_What this task involves_
Below is a block of records; repeat all of them exactly.

_Records drawn from a dataset_
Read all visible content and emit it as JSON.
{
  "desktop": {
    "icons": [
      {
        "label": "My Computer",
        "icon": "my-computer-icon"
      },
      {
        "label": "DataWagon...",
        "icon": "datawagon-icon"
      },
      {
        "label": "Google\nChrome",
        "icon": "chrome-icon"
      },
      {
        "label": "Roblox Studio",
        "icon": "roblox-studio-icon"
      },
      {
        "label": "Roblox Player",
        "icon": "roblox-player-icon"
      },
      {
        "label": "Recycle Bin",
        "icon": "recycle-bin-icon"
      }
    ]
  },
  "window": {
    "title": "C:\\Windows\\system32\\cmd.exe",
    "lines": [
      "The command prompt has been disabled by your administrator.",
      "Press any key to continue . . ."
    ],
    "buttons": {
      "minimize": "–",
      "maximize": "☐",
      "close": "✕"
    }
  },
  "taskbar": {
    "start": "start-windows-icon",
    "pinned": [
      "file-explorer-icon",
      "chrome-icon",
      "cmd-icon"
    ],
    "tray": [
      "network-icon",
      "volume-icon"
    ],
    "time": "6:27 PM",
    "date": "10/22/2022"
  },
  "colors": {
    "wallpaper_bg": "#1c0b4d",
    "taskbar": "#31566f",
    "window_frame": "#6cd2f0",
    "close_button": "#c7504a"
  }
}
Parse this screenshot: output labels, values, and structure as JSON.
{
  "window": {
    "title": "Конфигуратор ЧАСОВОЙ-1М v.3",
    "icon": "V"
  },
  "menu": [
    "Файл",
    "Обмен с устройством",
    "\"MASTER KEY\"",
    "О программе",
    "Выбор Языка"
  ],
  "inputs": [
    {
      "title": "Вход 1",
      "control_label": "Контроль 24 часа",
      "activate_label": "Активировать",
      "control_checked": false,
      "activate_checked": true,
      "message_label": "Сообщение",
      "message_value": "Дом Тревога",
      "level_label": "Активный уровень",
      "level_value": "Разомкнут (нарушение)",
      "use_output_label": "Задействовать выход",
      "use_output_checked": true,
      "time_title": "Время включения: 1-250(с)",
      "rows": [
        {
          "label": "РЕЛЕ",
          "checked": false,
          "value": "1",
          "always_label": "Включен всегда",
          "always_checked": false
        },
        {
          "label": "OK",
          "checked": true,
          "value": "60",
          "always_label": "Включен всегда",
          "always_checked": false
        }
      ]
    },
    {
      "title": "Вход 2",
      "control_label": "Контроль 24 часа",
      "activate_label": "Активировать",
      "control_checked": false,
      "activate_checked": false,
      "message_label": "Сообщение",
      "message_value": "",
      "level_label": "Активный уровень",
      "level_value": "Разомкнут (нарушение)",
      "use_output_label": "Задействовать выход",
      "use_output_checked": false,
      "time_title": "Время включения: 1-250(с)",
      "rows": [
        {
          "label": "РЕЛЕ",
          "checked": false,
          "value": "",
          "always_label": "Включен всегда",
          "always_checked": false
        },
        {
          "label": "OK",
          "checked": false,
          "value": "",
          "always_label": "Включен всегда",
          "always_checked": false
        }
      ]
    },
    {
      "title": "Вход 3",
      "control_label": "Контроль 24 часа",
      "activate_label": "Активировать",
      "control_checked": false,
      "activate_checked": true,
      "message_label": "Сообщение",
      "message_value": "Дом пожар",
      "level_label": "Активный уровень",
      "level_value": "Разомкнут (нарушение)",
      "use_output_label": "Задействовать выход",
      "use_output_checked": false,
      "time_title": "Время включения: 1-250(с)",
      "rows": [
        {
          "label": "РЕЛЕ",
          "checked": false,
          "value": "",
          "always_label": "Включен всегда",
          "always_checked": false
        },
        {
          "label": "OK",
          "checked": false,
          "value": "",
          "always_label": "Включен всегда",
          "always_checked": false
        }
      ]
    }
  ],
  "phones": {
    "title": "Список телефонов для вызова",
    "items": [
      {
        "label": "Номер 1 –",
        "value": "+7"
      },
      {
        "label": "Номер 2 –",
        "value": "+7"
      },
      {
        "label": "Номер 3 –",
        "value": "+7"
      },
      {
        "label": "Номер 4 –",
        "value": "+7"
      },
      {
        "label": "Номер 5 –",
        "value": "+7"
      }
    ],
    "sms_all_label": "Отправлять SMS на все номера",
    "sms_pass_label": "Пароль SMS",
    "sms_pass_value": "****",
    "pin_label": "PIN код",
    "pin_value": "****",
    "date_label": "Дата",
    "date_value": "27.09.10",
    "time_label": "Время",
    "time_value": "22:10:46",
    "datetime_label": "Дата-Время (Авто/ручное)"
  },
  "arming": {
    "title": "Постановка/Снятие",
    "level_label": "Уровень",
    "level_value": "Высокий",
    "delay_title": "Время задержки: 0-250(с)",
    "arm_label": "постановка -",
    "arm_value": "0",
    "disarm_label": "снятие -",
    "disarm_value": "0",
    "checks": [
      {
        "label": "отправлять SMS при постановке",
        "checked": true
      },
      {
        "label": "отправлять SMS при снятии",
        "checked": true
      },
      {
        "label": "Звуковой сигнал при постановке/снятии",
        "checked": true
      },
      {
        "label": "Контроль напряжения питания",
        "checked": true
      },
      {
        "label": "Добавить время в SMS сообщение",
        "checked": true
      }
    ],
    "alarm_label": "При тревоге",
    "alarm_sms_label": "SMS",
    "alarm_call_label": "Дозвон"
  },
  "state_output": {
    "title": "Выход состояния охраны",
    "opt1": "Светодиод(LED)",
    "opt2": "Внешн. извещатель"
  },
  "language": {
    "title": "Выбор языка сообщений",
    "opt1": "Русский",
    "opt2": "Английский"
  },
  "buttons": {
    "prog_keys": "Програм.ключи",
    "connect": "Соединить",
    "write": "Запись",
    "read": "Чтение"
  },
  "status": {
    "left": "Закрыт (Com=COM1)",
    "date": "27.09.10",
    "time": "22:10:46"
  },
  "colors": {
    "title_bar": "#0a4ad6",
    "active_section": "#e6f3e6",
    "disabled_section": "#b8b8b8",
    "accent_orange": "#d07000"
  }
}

_Written response_
Read all visible content and emit it as JSON.
{
  "desktop": {
    "icons": [
      {
        "label": "My Computer",
        "icon": "my-computer-icon"
      },
      {
        "label": "DataWagon...",
        "icon": "datawagon-icon"
      },
      {
        "label": "Google\nChrome",
        "icon": "chrome-icon"
      },
      {
        "label": "Roblox Studio",
        "icon": "roblox-studio-icon"
      },
      {
        "label": "Roblox Player",
        "icon": "roblox-player-icon"
      },
      {
        "label": "Recycle Bin",
        "icon": "recycle-bin-icon"
      }
    ]
  },
  "window": {
    "title": "C:\\Windows\\system32\\cmd.exe",
    "lines": [
      "The command prompt has been disabled by your administrator.",
      "Press any key to continue . . ."
    ],
    "buttons": {
      "minimize": "–",
      "maximize": "☐",
      "close": "✕"
    }
  },
  "taskbar": {
    "start": "start-windows-icon",
    "pinned": [
      "file-explorer-icon",
      "chrome-icon",
      "cmd-icon"
    ],
    "tray": [
      "network-icon",
      "volume-icon"
    ],
    "time": "6:27 PM",
    "date": "10/22/2022"
  },
  "colors": {
    "wallpaper_bg": "#1c0b4d",
    "taskbar": "#31566f",
    "window_frame": "#6cd2f0",
    "close_button": "#c7504a"
  }
}
Parse this screenshot: output labels, values, and structure as JSON.
{
  "window": {
    "title": "Конфигуратор ЧАСОВОЙ-1М v.3",
    "icon": "V"
  },
  "menu": [
    "Файл",
    "Обмен с устройством",
    "\"MASTER KEY\"",
    "О программе",
    "Выбор Языка"
  ],
  "inputs": [
    {
      "title": "Вход 1",
      "control_label": "Контроль 24 часа",
      "activate_label": "Активировать",
      "control_checked": false,
      "activate_checked": true,
      "message_label": "Сообщение",
      "message_value": "Дом Тревога",
      "level_label": "Активный уровень",
      "level_value": "Разомкнут (нарушение)",
      "use_output_label": "Задействовать выход",
      "use_output_checked": true,
      "time_title": "Время включения: 1-250(с)",
      "rows": [
        {
          "label": "РЕЛЕ",
          "checked": false,
          "value": "1",
          "always_label": "Включен всегда",
          "always_checked": false
        },
        {
          "label": "OK",
          "checked": true,
          "value": "60",
          "always_label": "Включен всегда",
          "always_checked": false
        }
      ]
    },
    {
      "title": "Вход 2",
      "control_label": "Контроль 24 часа",
      "activate_label": "Активировать",
      "control_checked": false,
      "activate_checked": false,
      "message_label": "Сообщение",
      "message_value": "",
      "level_label": "Активный уровень",
      "level_value": "Разомкнут (нарушение)",
      "use_output_label": "Задействовать выход",
      "use_output_checked": false,
      "time_title": "Время включения: 1-250(с)",
      "rows": [
        {
          "label": "РЕЛЕ",
          "checked": false,
          "value": "",
          "always_label": "Включен всегда",
          "always_checked": false
        },
        {
          "label": "OK",
          "checked": false,
          "value": "",
          "always_label": "Включен всегда",
          "always_checked": false
        }
      ]
    },
    {
      "title": "Вход 3",
      "control_label": "Контроль 24 часа",
      "activate_label": "Активировать",
      "control_checked": false,
      "activate_checked": true,
      "message_label": "Сообщение",
      "message_value": "Дом пожар",
      "level_label": "Активный уровень",
      "level_value": "Разомкнут (нарушение)",
      "use_output_label": "Задействовать выход",
      "use_output_checked": false,
      "time_title": "Время включения: 1-250(с)",
      "rows": [
        {
          "label": "РЕЛЕ",
          "checked": false,
          "value": "",
          "always_label": "Включен всегда",
          "always_checked": false
        },
        {
          "label": "OK",
          "checked": false,
          "value": "",
          "always_label": "Включен всегда",
          "always_checked": false
        }
      ]
    }
  ],
  "phones": {
    "title": "Список телефонов для вызова",
    "items": [
      {
        "label": "Номер 1 –",
        "value": "+7"
      },
      {
        "label": "Номер 2 –",
        "value": "+7"
      },
      {
        "label": "Номер 3 –",
        "value": "+7"
      },
      {
        "label": "Номер 4 –",
        "value": "+7"
      },
      {
        "label": "Номер 5 –",
        "value": "+7"
      }
    ],
    "sms_all_label": "Отправлять SMS на все номера",
    "sms_pass_label": "Пароль SMS",
    "sms_pass_value": "****",
    "pin_label": "PIN код",
    "pin_value": "****",
    "date_label": "Дата",
    "date_value": "27.09.10",
    "time_label": "Время",
    "time_value": "22:10:46",
    "datetime_label": "Дата-Время (Авто/ручное)"
  },
  "arming": {
    "title": "Постановка/Снятие",
    "level_label": "Уровень",
    "level_value": "Высокий",
    "delay_title": "Время задержки: 0-250(с)",
    "arm_label": "постановка -",
    "arm_value": "0",
    "disarm_label": "снятие -",
    "disarm_value": "0",
    "checks": [
      {
        "label": "отправлять SMS при постановке",
        "checked": true
      },
      {
        "label": "отправлять SMS при снятии",
        "checked": true
      },
      {
        "label": "Звуковой сигнал при постановке/снятии",
        "checked": true
      },
      {
        "label": "Контроль напряжения питания",
        "checked": true
      },
      {
        "label": "Добавить время в SMS сообщение",
        "checked": true
      }
    ],
    "alarm_label": "При тревоге",
    "alarm_sms_label": "SMS",
    "alarm_call_label": "Дозвон"
  },
  "state_output": {
    "title": "Выход состояния охраны",
    "opt1": "Светодиод(LED)",
    "opt2": "Внешн. извещатель"
  },
  "language": {
    "title": "Выбор языка сообщений",
    "opt1": "Русский",
    "opt2": "Английский"
  },
  "buttons": {
    "prog_keys": "Програм.ключи",
    "connect": "Соединить",
    "write": "Запись",
    "read": "Чтение"
  },
  "status": {
    "left": "Закрыт (Com=COM1)",
    "date": "27.09.10",
    "time": "22:10:46"
  },
  "colors": {
    "title_bar": "#0a4ad6",
    "active_section": "#e6f3e6",
    "disabled_section": "#b8b8b8",
    "accent_orange": "#d07000"
  }
}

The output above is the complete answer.